“We even considered Fed assistance, but the financials looked uncertain, and the optics were awful,” Geithner writes, referring to close government ties to both banks. Then-Treasury Secretary Hank Paulson was a former Goldman Sachs executive, as was Wachovia’s then-CEO Bob Steel.
Wachovia had been “choking” on bad mortgages it acquired from Golden West Financial since the beginning of the crisis and was “doomed” after the turbulent collapse of Washington Mutual, Geithner writes. In the book, he recounts the well-known enmity that brewed between him and former Federal Deposit Insurance Corp Chairman Sheila Bair, who was reluctant to bail out big banks.
After Bair backed a Wells Fargo offer for Wachovia that upended a previous government-backed deal by Citigroup, Geithner says he was livid.
“The United States government made a commitment,” Geithner says he told Bair. “We can’t act like we’re a banana republic.”
Geithner also says he was worried that breaking up the Wachovia-Citi deal could undermine an already struggling Citigroup, a much bigger player in the world financial system that was regulated by the New York Fed. Then-Citi CEO Vikram Pandit warned that there was now a “good chance” that Citi would fail.
Geithner, however, acknowledged Bair may have felt she didn’t have a choice in backing the Wells Fargo-Wachovia deal, saying Wells Fargo’s privately financed $15 billion offer was “certainly more attractive” than Citi’s taxpayer-assisted $2 billion deal.
In her 2012 book, “Bull by the Horns: Fighting to Save Main Street From Wall Street and Wall Street From Itself,” Bair says Geithner and Pandit were angry at her for refusing to object to Wells Fargo’s purchase of Wachovia. “Wells was a much stronger, better-managed bank and could buy Wachovia without help from us,” she wrote.
Geithner’s new book also gives his side of a dispute with Richmond Fed president Jeffrey Lacker, whose bank covers the Carolinas and regulates Charlotte’s big banks.
At a meeting of Fed leaders in August 2007, Lacker questioned whether Geithner had improperly disclosed a plan to cut the so-called discount lending rate the Fed offers banks as an option of last resort. At the meeting, Lacker said Bank of America’s CEO had told him he had appreciated what Geithner was “arranging by way of changes in the discount facility,” according to minutes released in January 2013.
Lacker issued a statement after the minutes came out in January 2013 that said it was his understanding that Geithner had discussed a reduction in the discount rate with a few large banks in connection with a program to support the asset-backed commercial paper market.

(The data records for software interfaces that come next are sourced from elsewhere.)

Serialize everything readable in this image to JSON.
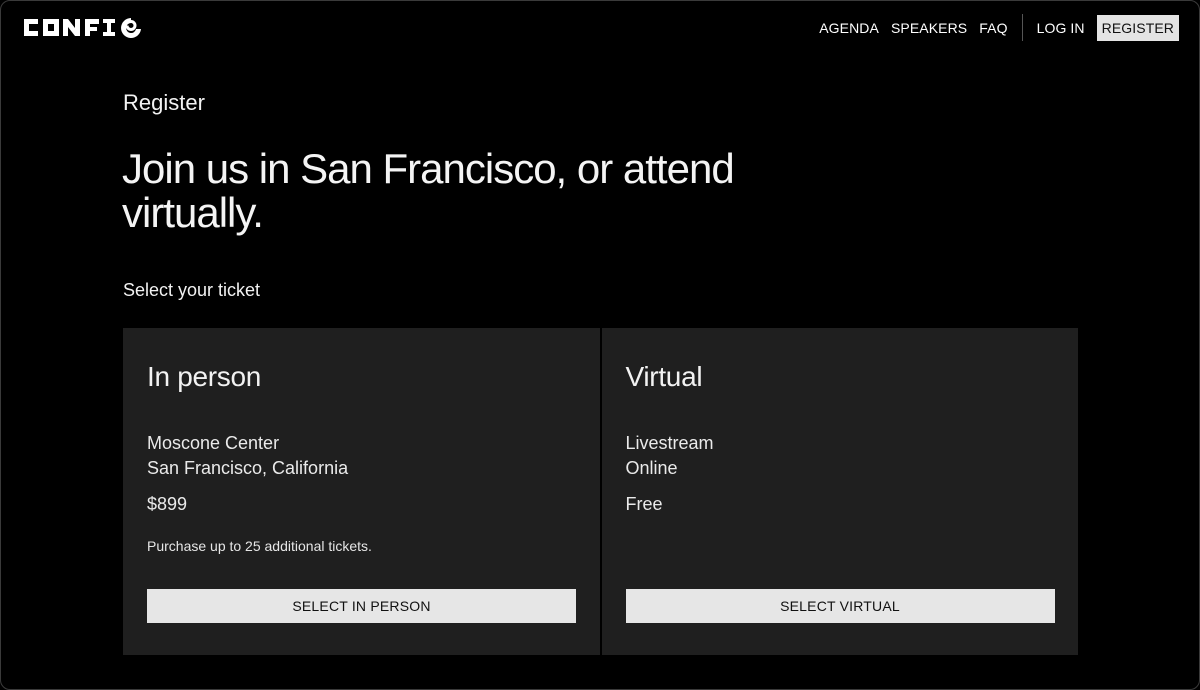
{
  "brand": {
    "logo_text": "CONFIG"
  },
  "nav": {
    "links": [
      "AGENDA",
      "SPEAKERS",
      "FAQ"
    ],
    "login": "LOG IN",
    "register": "REGISTER"
  },
  "hero": {
    "eyebrow": "Register",
    "headline": "Join us in San Francisco, or attend virtually."
  },
  "tickets": {
    "label": "Select your ticket",
    "cards": [
      {
        "title": "In person",
        "location_line1": "Moscone Center",
        "location_line2": "San Francisco, California",
        "price": "$899",
        "note": "Purchase up to 25 additional tickets.",
        "button": "SELECT IN PERSON"
      },
      {
        "title": "Virtual",
        "location_line1": "Livestream",
        "location_line2": "Online",
        "price": "Free",
        "note": "",
        "button": "SELECT VIRTUAL"
      }
    ]
  },
  "colors": {
    "background": "#000000",
    "card": "#1f1f1f",
    "button": "#e6e6e6",
    "text": "#ffffff"
  }
}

In his book, Geithner says he did not leak any plans, but had talked to bankers about how the market would receive any efforts to use the discount window to ease the financial crisis. Geithner said he would never disclose any action in advance, but that Lacker “was understandably irked” that he had heard first word about a possible plan from a bank CEO in his district.
Geithner contrasts his aggressive efforts to stabilize the financial system with Lacker’s resistance to bank bailouts and his focus on containing inflation, one of the Fed’s central mandates.
“I found the more hawkish obsessions with moral hazard and inflation during a credit crunch bizarre and frustrating,” Geithner writes. “Recession seemed a more plausible threat than inflation.”
A spokesman for Lacker says he has not read the book and has no comment.